Every line of the entries that holds the word "title" is to be copied.

Provided data section start

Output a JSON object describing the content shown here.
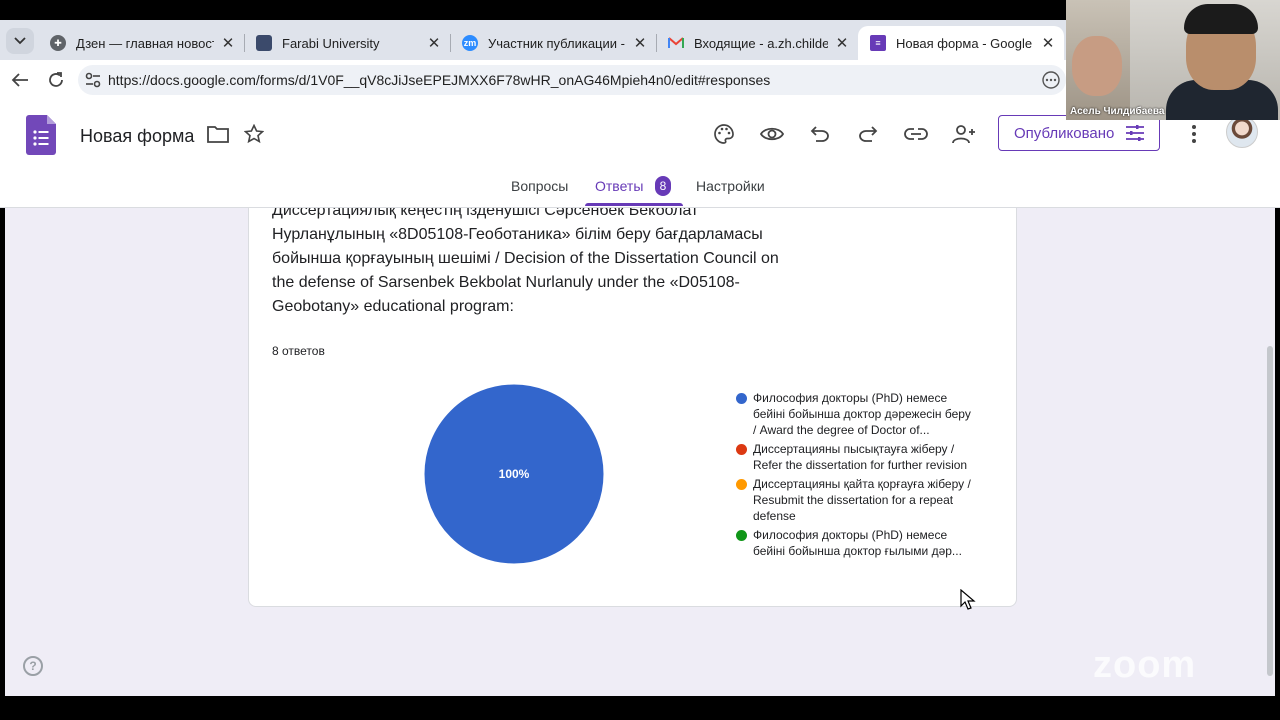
{
  "browser": {
    "tabs": [
      {
        "title": "Дзен — главная новостна",
        "favicon_color": "#5f6368"
      },
      {
        "title": "Farabi University",
        "favicon_color": "#3b4a6b"
      },
      {
        "title": "Участник публикации - Zoo",
        "favicon_color": "#2d8cff"
      },
      {
        "title": "Входящие - a.zh.childebaev",
        "favicon_color": "#ea4335"
      },
      {
        "title": "Новая форма - Google Фор",
        "favicon_color": "#673ab7"
      }
    ],
    "url": "https://docs.google.com/forms/d/1V0F__qV8cJiJseEPEJMXX6F78wHR_onAG46Mpieh4n0/edit#responses"
  },
  "forms": {
    "title": "Новая форма",
    "publish_label": "Опубликовано",
    "tabs": {
      "questions": "Вопросы",
      "responses": "Ответы",
      "responses_count": "8",
      "settings": "Настройки"
    }
  },
  "question": {
    "text": "Диссертациялық кеңестің ізденушісі Сәрсенбек Бекболат Нурланұлының «8D05108-Геоботаника» білім беру бағдарламасы бойынша қорғауының шешімі / Decision of the Dissertation Council on the defense of Sarsenbek Bekbolat Nurlanuly under the «D05108-Geobotany» educational program:",
    "answers_count": "8 ответов"
  },
  "chart_data": {
    "type": "pie",
    "categories": [
      "Философия докторы (PhD) немесе бейіні бойынша доктор дәрежесін беру / Award the degree of Doctor of...",
      "Диссертацияны пысықтауға жіберу / Refer the dissertation for further revision",
      "Диссертацияны қайта қорғауға жіберу / Resubmit the dissertation for a repeat defense",
      "Философия докторы (PhD) немесе бейіні бойынша доктор ғылыми дәр..."
    ],
    "values": [
      8,
      0,
      0,
      0
    ],
    "colors": [
      "#3366cc",
      "#dc3912",
      "#ff9900",
      "#109618"
    ],
    "slice_label": "100%",
    "legend_position": "right"
  },
  "video": {
    "participant_name": "Асель Чилдибаева"
  },
  "watermark": "zoom",
  "help_label": "?"
}
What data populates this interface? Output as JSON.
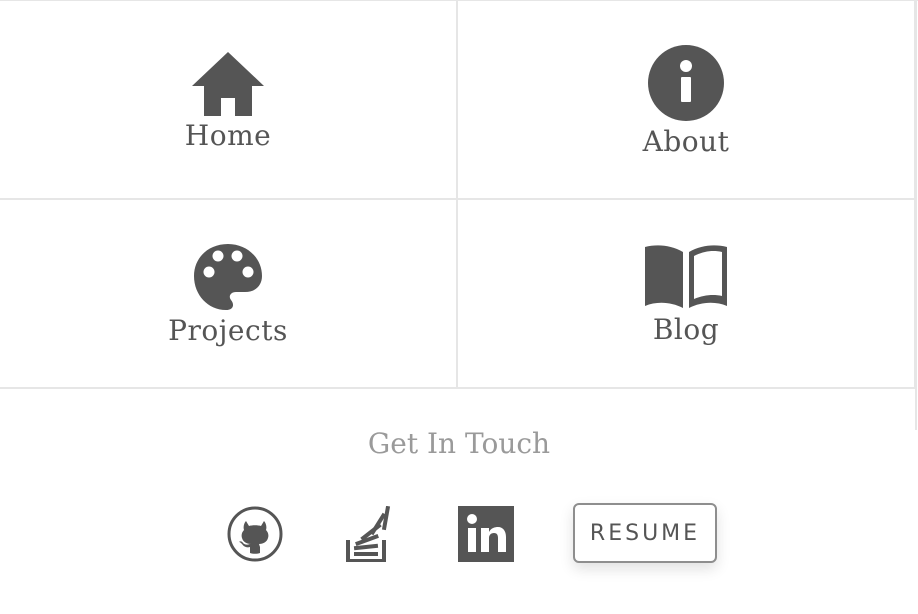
{
  "nav": {
    "home_label": "Home",
    "about_label": "About",
    "projects_label": "Projects",
    "blog_label": "Blog",
    "icons": {
      "home": "home-icon",
      "about": "info-icon",
      "projects": "palette-icon",
      "blog": "book-icon"
    }
  },
  "contact": {
    "title": "Get In Touch",
    "resume_label": "RESUME",
    "icons": {
      "github": "github-icon",
      "stack": "stack-overflow-icon",
      "linkedin": "linkedin-icon"
    }
  },
  "colors": {
    "icon": "#555555",
    "text": "#555555",
    "muted": "#9a9a9a",
    "divider": "#e6e6e6",
    "button_border": "#8e8e8e",
    "background": "#ffffff"
  }
}
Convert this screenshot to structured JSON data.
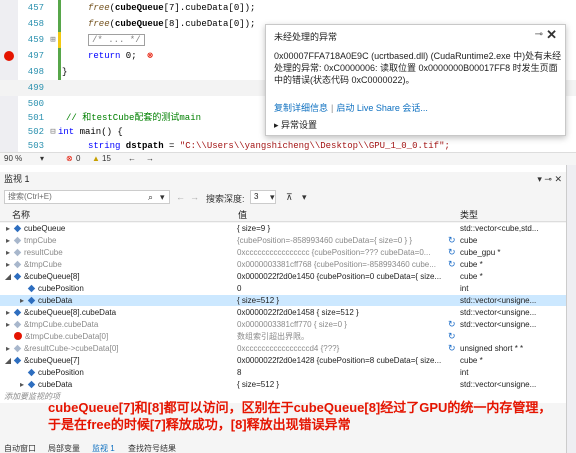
{
  "editor": {
    "lines": [
      {
        "num": "457",
        "parts": [
          {
            "t": "free",
            "c": "fn"
          },
          {
            "t": "(",
            "c": ""
          },
          {
            "t": "cubeQueue",
            "c": "bold"
          },
          {
            "t": "[7].cubeData[0]);",
            "c": ""
          }
        ]
      },
      {
        "num": "458",
        "parts": [
          {
            "t": "free",
            "c": "fn"
          },
          {
            "t": "(",
            "c": ""
          },
          {
            "t": "cubeQueue",
            "c": "bold"
          },
          {
            "t": "[8].cubeData[0]);",
            "c": ""
          }
        ]
      },
      {
        "num": "459",
        "parts": [
          {
            "t": "/* ... */",
            "c": "collapsed"
          }
        ]
      },
      {
        "num": "497",
        "parts": [
          {
            "t": "return",
            "c": "kw"
          },
          {
            "t": " 0;",
            "c": ""
          }
        ]
      },
      {
        "num": "498",
        "parts": [
          {
            "t": "}",
            "c": ""
          }
        ]
      },
      {
        "num": "499",
        "parts": []
      },
      {
        "num": "500",
        "parts": []
      },
      {
        "num": "501",
        "parts": [
          {
            "t": "// 和testCube配套的测试main",
            "c": "cm"
          }
        ]
      },
      {
        "num": "502",
        "parts": [
          {
            "t": "int",
            "c": "kw"
          },
          {
            "t": " main() {",
            "c": ""
          }
        ]
      },
      {
        "num": "503",
        "parts": [
          {
            "t": "string",
            "c": "kw"
          },
          {
            "t": " dstpath",
            "c": "bold"
          },
          {
            "t": " = ",
            "c": ""
          },
          {
            "t": "\"C:\\\\Users\\\\yangshicheng\\\\Desktop\\\\GPU_1_0_0.tif\";",
            "c": "str"
          }
        ]
      }
    ]
  },
  "exception": {
    "title": "未经处理的异常",
    "pin": "⊸",
    "close": "✕",
    "message": "0x00007FFA718A0E9C (ucrtbased.dll) (CudaRuntime2.exe 中)处有未经处理的异常: 0xC0000006: 读取位置 0x0000000B00017FF8 时发生页面中的错误(状态代码 0xC0000022)。",
    "link_copy": "复制详细信息",
    "link_share": "启动 Live Share 会话...",
    "settings": "异常设置"
  },
  "editor_status": {
    "zoom": "90 %",
    "errors": "0",
    "warnings": "15"
  },
  "watch": {
    "title": "监视 1",
    "search_placeholder": "搜索(Ctrl+E)",
    "depth_label": "搜索深度:",
    "depth_value": "3",
    "col_name": "名称",
    "col_value": "值",
    "col_type": "类型",
    "rows": [
      {
        "indent": 0,
        "arrow": "▸",
        "icon": "var",
        "name": "cubeQueue",
        "value": "{ size=9 }",
        "type": "std::vector<cube,std...",
        "dim": false,
        "refresh": false
      },
      {
        "indent": 0,
        "arrow": "▸",
        "icon": "var-dim",
        "name": "tmpCube",
        "value": "{cubePosition=-858993460 cubeData={ size=0 } }",
        "type": "cube",
        "dim": true,
        "refresh": true
      },
      {
        "indent": 0,
        "arrow": "▸",
        "icon": "var-dim",
        "name": "resultCube",
        "value": "0xcccccccccccccccc {cubePosition=??? cubeData=0...",
        "type": "cube_gpu *",
        "dim": true,
        "refresh": true
      },
      {
        "indent": 0,
        "arrow": "▸",
        "icon": "var-dim",
        "name": "&tmpCube",
        "value": "0x0000003381cff768 {cubePosition=-858993460 cube...",
        "type": "cube *",
        "dim": true,
        "refresh": true
      },
      {
        "indent": 0,
        "arrow": "◢",
        "icon": "var",
        "name": "&cubeQueue[8]",
        "value": "0x0000022f2d0e1450 {cubePosition=0 cubeData={ size...",
        "type": "cube *",
        "dim": false,
        "refresh": false
      },
      {
        "indent": 1,
        "arrow": "",
        "icon": "var",
        "name": "cubePosition",
        "value": "0",
        "type": "int",
        "dim": false,
        "refresh": false
      },
      {
        "indent": 1,
        "arrow": "▸",
        "icon": "var",
        "name": "cubeData",
        "value": "{ size=512 }",
        "type": "std::vector<unsigne...",
        "dim": false,
        "refresh": false,
        "sel": true
      },
      {
        "indent": 0,
        "arrow": "▸",
        "icon": "var",
        "name": "&cubeQueue[8].cubeData",
        "value": "0x0000022f2d0e1458 { size=512 }",
        "type": "std::vector<unsigne...",
        "dim": false,
        "refresh": false
      },
      {
        "indent": 0,
        "arrow": "▸",
        "icon": "var-dim",
        "name": "&tmpCube.cubeData",
        "value": "0x0000003381cff770 { size=0 }",
        "type": "std::vector<unsigne...",
        "dim": true,
        "refresh": true
      },
      {
        "indent": 0,
        "arrow": "",
        "icon": "error",
        "name": "&tmpCube.cubeData[0]",
        "value": "数组索引超出界限。",
        "type": "",
        "dim": true,
        "refresh": true
      },
      {
        "indent": 0,
        "arrow": "▸",
        "icon": "var-dim",
        "name": "&resultCube->cubeData[0]",
        "value": "0xccccccccccccccccd4 {???}",
        "type": "unsigned short * *",
        "dim": true,
        "refresh": true
      },
      {
        "indent": 0,
        "arrow": "◢",
        "icon": "var",
        "name": "&cubeQueue[7]",
        "value": "0x0000022f2d0e1428 {cubePosition=8 cubeData={ size...",
        "type": "cube *",
        "dim": false,
        "refresh": false
      },
      {
        "indent": 1,
        "arrow": "",
        "icon": "var",
        "name": "cubePosition",
        "value": "8",
        "type": "int",
        "dim": false,
        "refresh": false
      },
      {
        "indent": 1,
        "arrow": "▸",
        "icon": "var",
        "name": "cubeData",
        "value": "{ size=512 }",
        "type": "std::vector<unsigne...",
        "dim": false,
        "refresh": false
      }
    ],
    "add_hint": "添加要监视的项"
  },
  "annotation": {
    "line1": "cubeQueue[7]和[8]都可以访问，区别在于cubeQueue[8]经过了GPU的统一内存管理，",
    "line2": "于是在free的时候[7]释放成功，[8]释放出现错误异常"
  },
  "bottom_tabs": [
    "自动窗口",
    "局部变量",
    "监视 1",
    "查找符号结果"
  ]
}
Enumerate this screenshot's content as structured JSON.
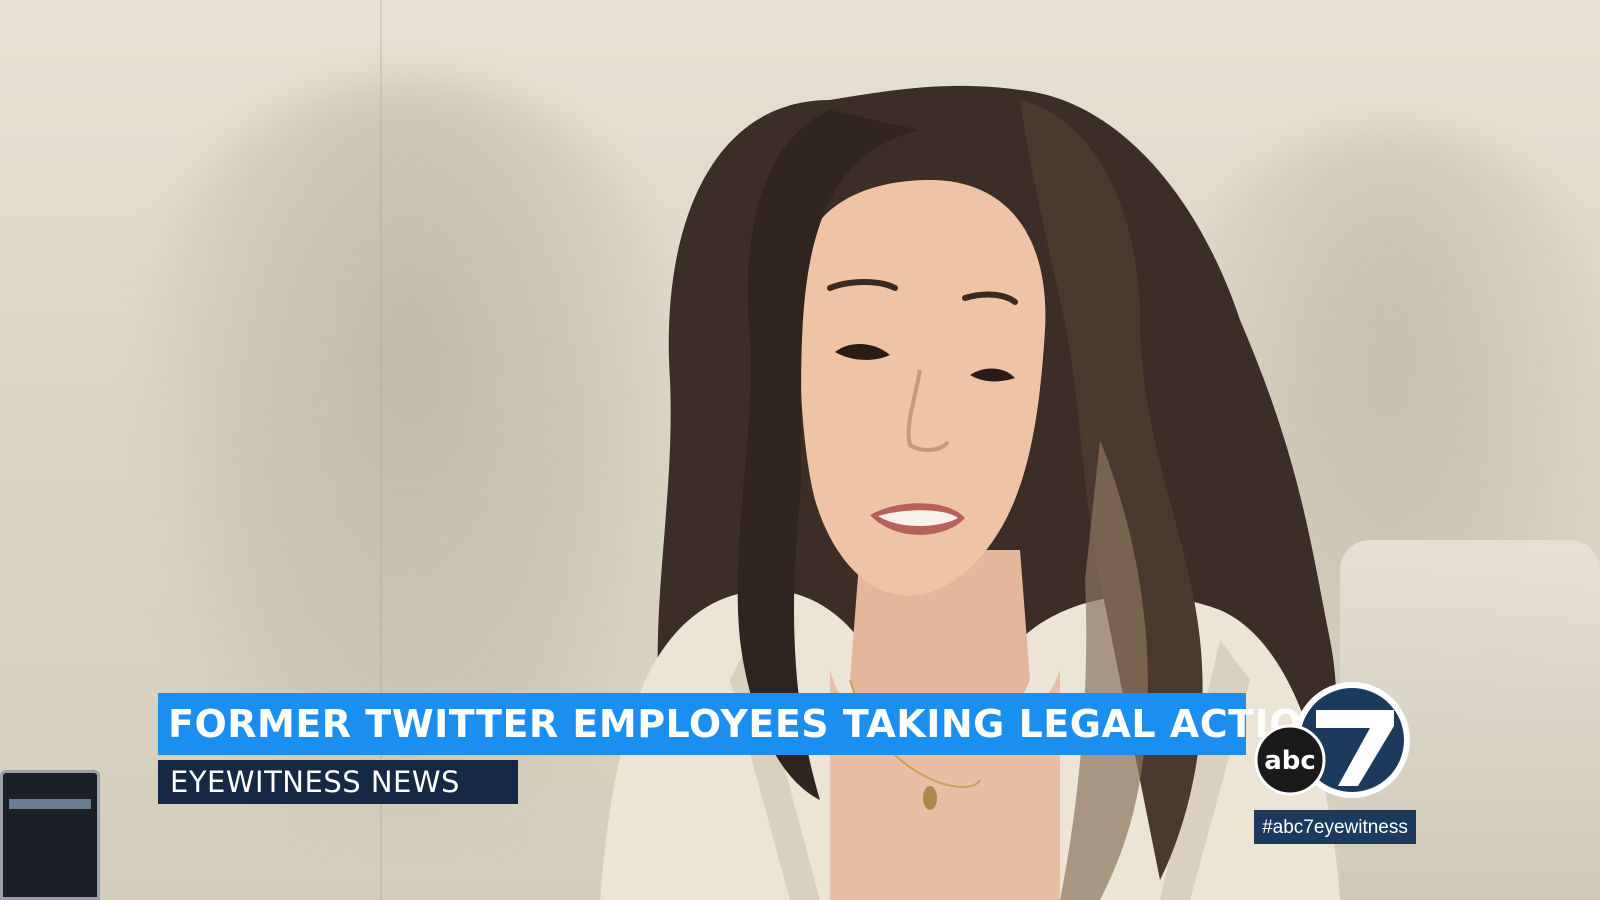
{
  "lower_third": {
    "headline": "FORMER TWITTER EMPLOYEES TAKING LEGAL ACTION",
    "program": "EYEWITNESS NEWS"
  },
  "station": {
    "logo_text": "abc",
    "logo_number": "7",
    "hashtag": "#abc7eyewitness"
  },
  "colors": {
    "headline_bar": "#1a8ff0",
    "program_bar": "#152844",
    "hashtag_bar": "#1c3a5e",
    "wall": "#dcd6c6"
  }
}
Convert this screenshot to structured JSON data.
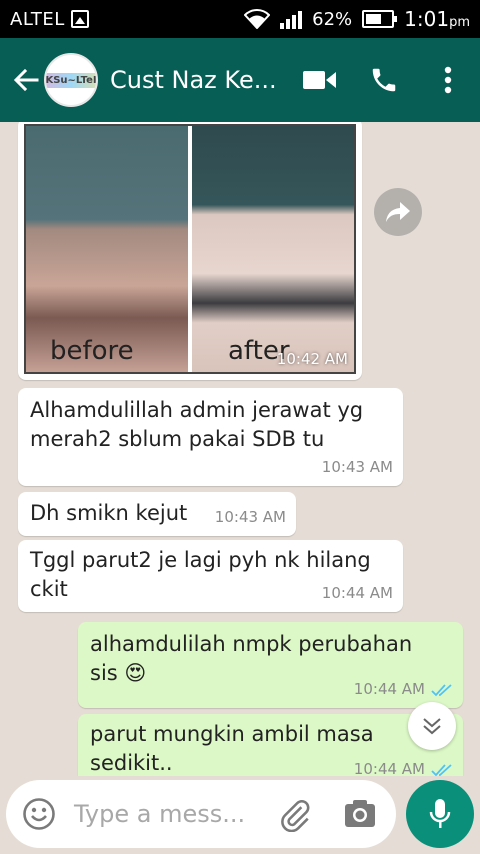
{
  "status_bar": {
    "carrier": "ALTEL",
    "battery_percent": "62%",
    "battery_level": 0.62,
    "time": "1:01",
    "time_suffix": "pm"
  },
  "header": {
    "avatar_text": "PeKSu~LTeITY",
    "title": "Cust Naz Ke..."
  },
  "messages": [
    {
      "type": "image",
      "labels": [
        "before",
        "after"
      ],
      "time": "10:42 AM"
    },
    {
      "type": "text",
      "direction": "in",
      "text": "Alhamdulillah admin jerawat yg merah2 sblum pakai SDB tu",
      "time": "10:43 AM"
    },
    {
      "type": "text",
      "direction": "in",
      "text": "Dh smikn kejut",
      "time": "10:43 AM"
    },
    {
      "type": "text",
      "direction": "in",
      "text": "Tggl parut2 je lagi pyh nk hilang ckit",
      "time": "10:44 AM"
    },
    {
      "type": "text",
      "direction": "out",
      "text": "alhamdulilah nmpk perubahan sis",
      "emoji": "😍",
      "time": "10:44 AM"
    },
    {
      "type": "text",
      "direction": "out",
      "text": "parut mungkin ambil masa sedikit..",
      "time": "10:44 AM"
    }
  ],
  "composer": {
    "placeholder": "Type a mess..."
  },
  "colors": {
    "header": "#075e54",
    "outgoing": "#dcf8c6",
    "incoming": "#ffffff",
    "mic": "#0a8f7a",
    "read_tick": "#4fc3f7"
  }
}
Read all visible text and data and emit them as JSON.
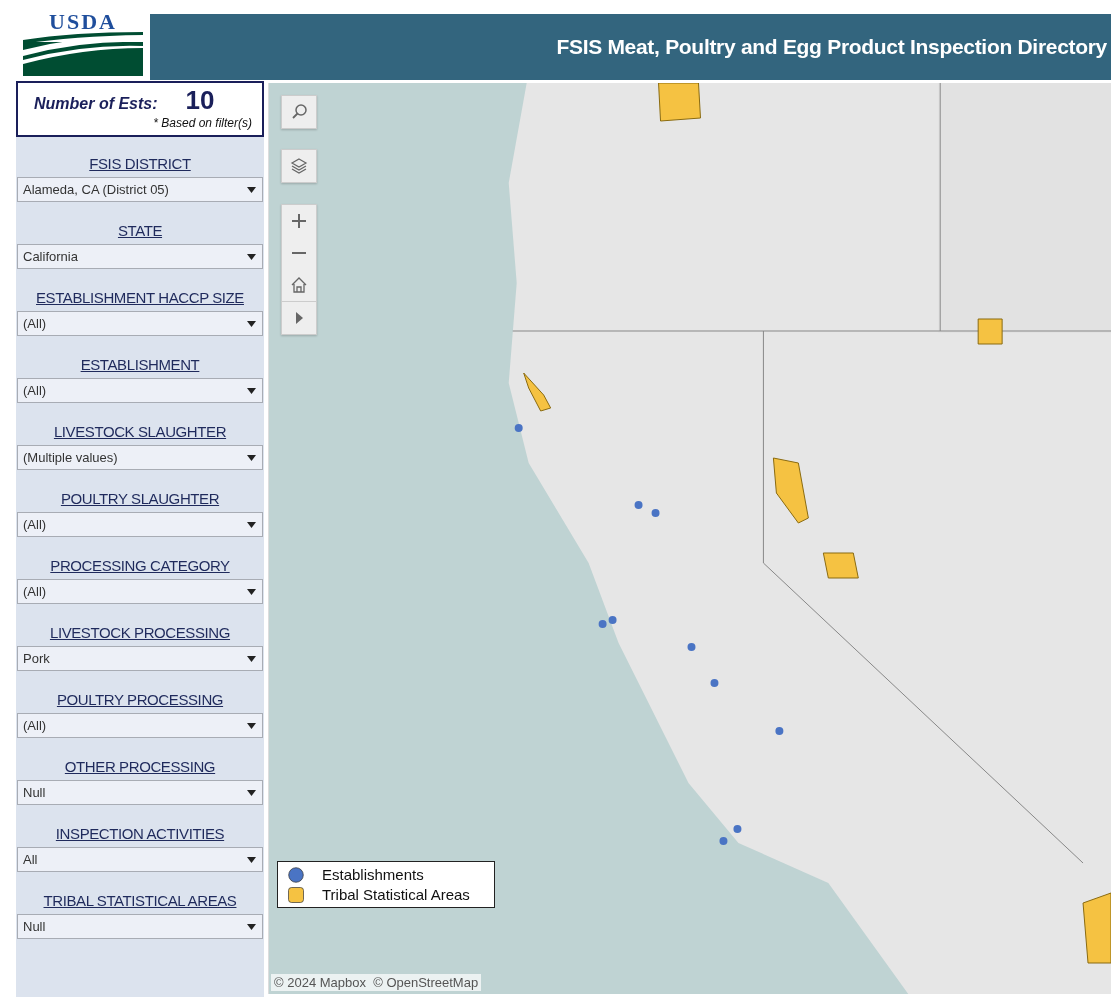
{
  "header": {
    "logo_text": "USDA",
    "title": "FSIS Meat, Poultry and Egg Product Inspection Directory"
  },
  "count": {
    "label": "Number of Ests:",
    "value": "10",
    "note": "* Based on filter(s)"
  },
  "filters": [
    {
      "label": "FSIS DISTRICT",
      "value": "Alameda, CA (District 05)"
    },
    {
      "label": "STATE",
      "value": "California"
    },
    {
      "label": "ESTABLISHMENT HACCP SIZE",
      "value": "(All)"
    },
    {
      "label": "ESTABLISHMENT",
      "value": "(All)"
    },
    {
      "label": "LIVESTOCK SLAUGHTER",
      "value": "(Multiple values)"
    },
    {
      "label": "POULTRY SLAUGHTER",
      "value": "(All)"
    },
    {
      "label": "PROCESSING CATEGORY",
      "value": "(All)"
    },
    {
      "label": "LIVESTOCK PROCESSING",
      "value": "Pork"
    },
    {
      "label": "POULTRY PROCESSING",
      "value": "(All)"
    },
    {
      "label": "OTHER PROCESSING",
      "value": "Null"
    },
    {
      "label": "INSPECTION ACTIVITIES",
      "value": "All"
    },
    {
      "label": "TRIBAL STATISTICAL AREAS",
      "value": "Null"
    }
  ],
  "map": {
    "kind": "picture",
    "legend": [
      {
        "kind": "circle",
        "label": "Establishments",
        "color": "#4a74c4"
      },
      {
        "kind": "square",
        "label": "Tribal Statistical Areas",
        "color": "#f5c242"
      }
    ],
    "attribution": "© 2024 Mapbox  © OpenStreetMap"
  }
}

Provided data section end

Your response:
        "title": "Дзен — главная новостна",
        "title": "Farabi University",
        "title": "Участник публикации - Zoo",
        "title": "Входящие - a.zh.childebaev",
        "title": "Новая форма - Google Фор",
    "title": "Новая форма",
    "title": "Get In Touch",
    "title": "未经处理的异常",
    "title": "监视 1",
    "title": "Cust Naz Ke..."
    "title": "FSIS Meat, Poultry and Egg Product Inspection Directory"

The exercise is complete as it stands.